Assigned task:
Keep the pictures out and restate every record exactly.

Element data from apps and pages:

- Opening Delimiter -

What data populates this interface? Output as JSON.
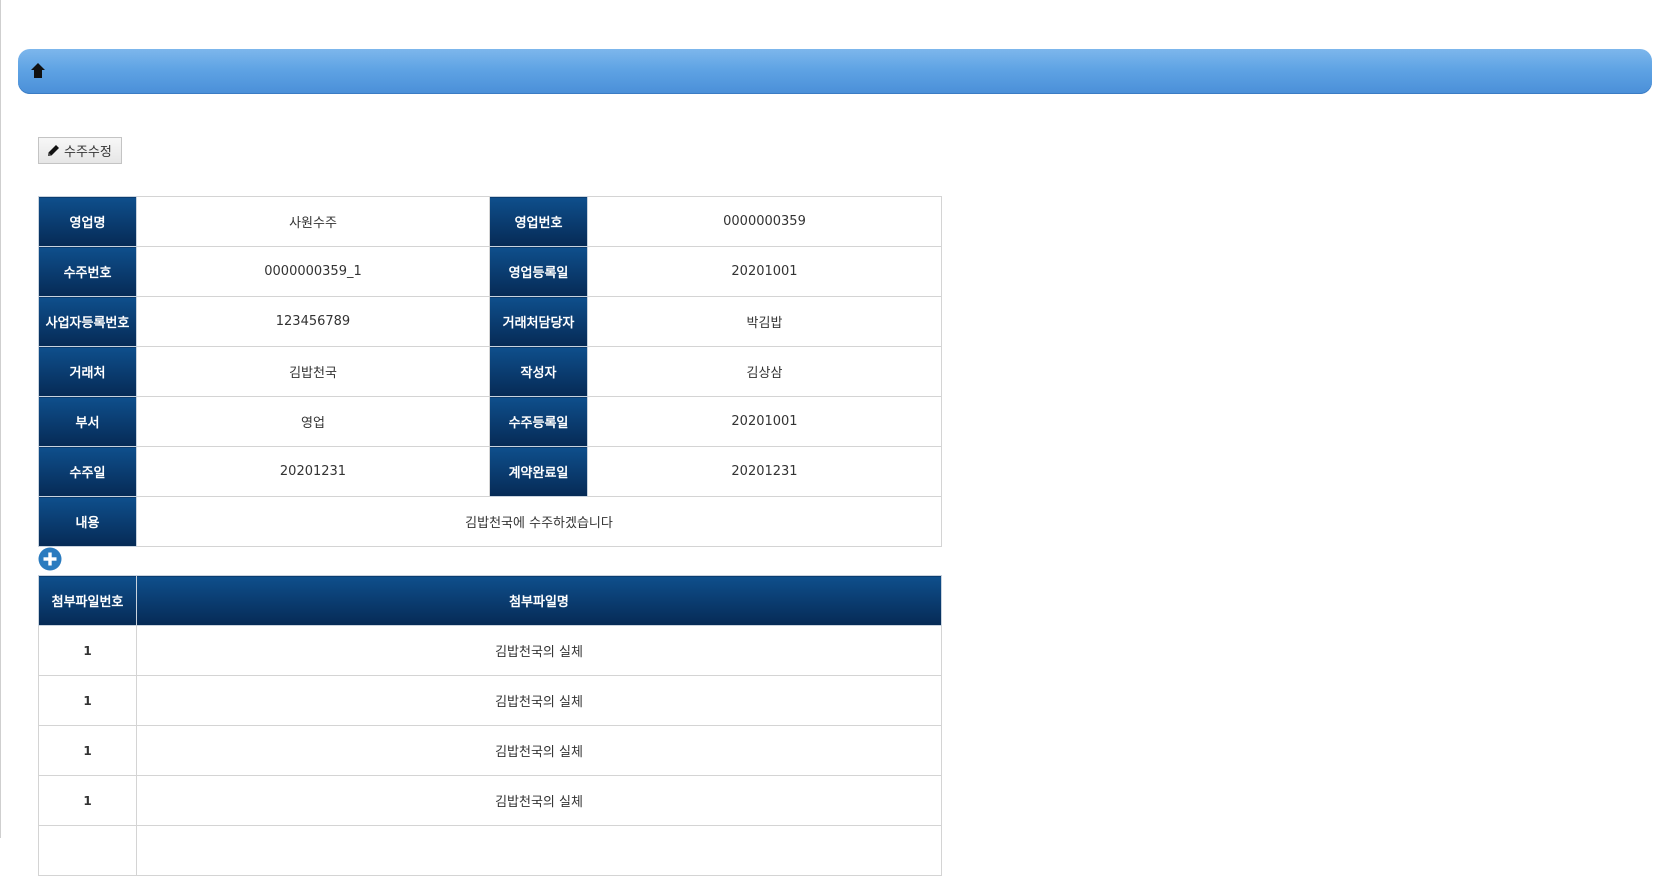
{
  "toolbar": {
    "home_icon": "home-icon",
    "edit_label": "수주수정",
    "edit_icon": "pencil-icon",
    "add_icon": "plus-circle-icon"
  },
  "colors": {
    "topbar": "#5fa3e4",
    "header_cell": "#0b3e73",
    "add_button": "#2a7bbf"
  },
  "info": {
    "rows": [
      {
        "h1": "영업명",
        "v1": "사원수주",
        "h2": "영업번호",
        "v2": "0000000359"
      },
      {
        "h1": "수주번호",
        "v1": "0000000359_1",
        "h2": "영업등록일",
        "v2": "20201001"
      },
      {
        "h1": "사업자등록번호",
        "v1": "123456789",
        "h2": "거래처담당자",
        "v2": "박김밥"
      },
      {
        "h1": "거래처",
        "v1": "김밥천국",
        "h2": "작성자",
        "v2": "김상삼"
      },
      {
        "h1": "부서",
        "v1": "영업",
        "h2": "수주등록일",
        "v2": "20201001"
      },
      {
        "h1": "수주일",
        "v1": "20201231",
        "h2": "계약완료일",
        "v2": "20201231"
      }
    ],
    "content_label": "내용",
    "content_value": "김밥천국에 수주하겠습니다"
  },
  "files": {
    "headers": [
      "첨부파일번호",
      "첨부파일명"
    ],
    "rows": [
      {
        "no": "1",
        "name": "김밥천국의 실체"
      },
      {
        "no": "1",
        "name": "김밥천국의 실체"
      },
      {
        "no": "1",
        "name": "김밥천국의 실체"
      },
      {
        "no": "1",
        "name": "김밥천국의 실체"
      },
      {
        "no": "",
        "name": ""
      }
    ]
  }
}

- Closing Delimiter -

Expected answer:
What data populates this interface? Output as JSON.
{
  "toolbar": {
    "home_icon": "home-icon",
    "edit_label": "수주수정",
    "edit_icon": "pencil-icon",
    "add_icon": "plus-circle-icon"
  },
  "colors": {
    "topbar": "#5fa3e4",
    "header_cell": "#0b3e73",
    "add_button": "#2a7bbf"
  },
  "info": {
    "rows": [
      {
        "h1": "영업명",
        "v1": "사원수주",
        "h2": "영업번호",
        "v2": "0000000359"
      },
      {
        "h1": "수주번호",
        "v1": "0000000359_1",
        "h2": "영업등록일",
        "v2": "20201001"
      },
      {
        "h1": "사업자등록번호",
        "v1": "123456789",
        "h2": "거래처담당자",
        "v2": "박김밥"
      },
      {
        "h1": "거래처",
        "v1": "김밥천국",
        "h2": "작성자",
        "v2": "김상삼"
      },
      {
        "h1": "부서",
        "v1": "영업",
        "h2": "수주등록일",
        "v2": "20201001"
      },
      {
        "h1": "수주일",
        "v1": "20201231",
        "h2": "계약완료일",
        "v2": "20201231"
      }
    ],
    "content_label": "내용",
    "content_value": "김밥천국에 수주하겠습니다"
  },
  "files": {
    "headers": [
      "첨부파일번호",
      "첨부파일명"
    ],
    "rows": [
      {
        "no": "1",
        "name": "김밥천국의 실체"
      },
      {
        "no": "1",
        "name": "김밥천국의 실체"
      },
      {
        "no": "1",
        "name": "김밥천국의 실체"
      },
      {
        "no": "1",
        "name": "김밥천국의 실체"
      },
      {
        "no": "",
        "name": ""
      }
    ]
  }
}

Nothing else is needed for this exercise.